Real time syndromic surveillance is the monitoring and analysis of health data in the hope of identifying a potential public health risk, such as an epidemic. Public Health England carries out this analysis and keeps public health officials up to date so that they can respond to any emerging crises.

Why is this work needed?

When a public health threat, like a flu epidemic, emerges it is important that public health professionals are made aware as quickly as possible and act based on accurate and current data.

What is happening?

Syndromic surveillance is the process of collecting, analysing and interpreting health-related data so that there is an early warning for any public health threats. At Public Health England, the real time syndromic surveillance team coordinates several national systems that record this data. They analyse the collected data and look for trends that could indicate illness levels that are higher than usual or expected, and publish bulletins to keep public health professionals up to date.

What are the benefits?

This system allows public health bodies in the UK to understand trends in illness and swiftly identify any emerging crises. It is vital that data is combined in this way so that individual cases of a disease can be placed in the wider context. For example, it is important to understand if a single episode of a particular flu is an isolated incident or part of a larger epidemic.

What type of data is involved?

This process combines a range of anonymised data, including trends in calls to the NHS 111 service, visits to GP surgeries and out of hours services, and daily visits to the emergency departments.

Only anonymised data are received by the Public Health England real-time syndromic surveillance team. Before leaving Public Health England, these data are aggregated, and presented graphically, to national, regional and local level in surveillance bulletins.

Who is funding and collaborating on this work?

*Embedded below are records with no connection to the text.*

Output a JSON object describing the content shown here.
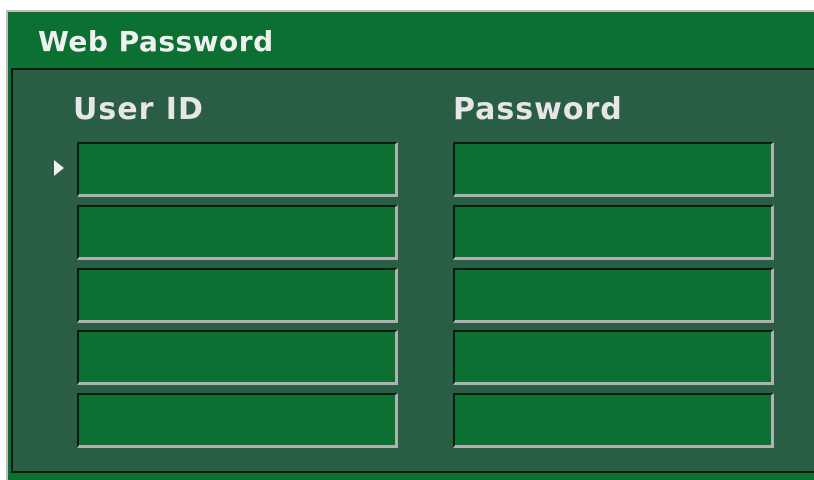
{
  "window": {
    "title": "Web Password"
  },
  "columns": {
    "user_id": "User ID",
    "password": "Password"
  },
  "rows": [
    {
      "user_id": "",
      "password": ""
    },
    {
      "user_id": "",
      "password": ""
    },
    {
      "user_id": "",
      "password": ""
    },
    {
      "user_id": "",
      "password": ""
    },
    {
      "user_id": "",
      "password": ""
    }
  ],
  "selected_row": 1,
  "icons": {
    "row_pointer": "triangle-right-icon"
  },
  "colors": {
    "title_bar": "#0c7033",
    "panel": "#2a5e44",
    "field": "#0c7033",
    "text": "#f0f0f0"
  }
}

This work is government funded because it is part of the function of Public Health England.

Where can I go for more information?

Syndromic surveillance: systems and analyses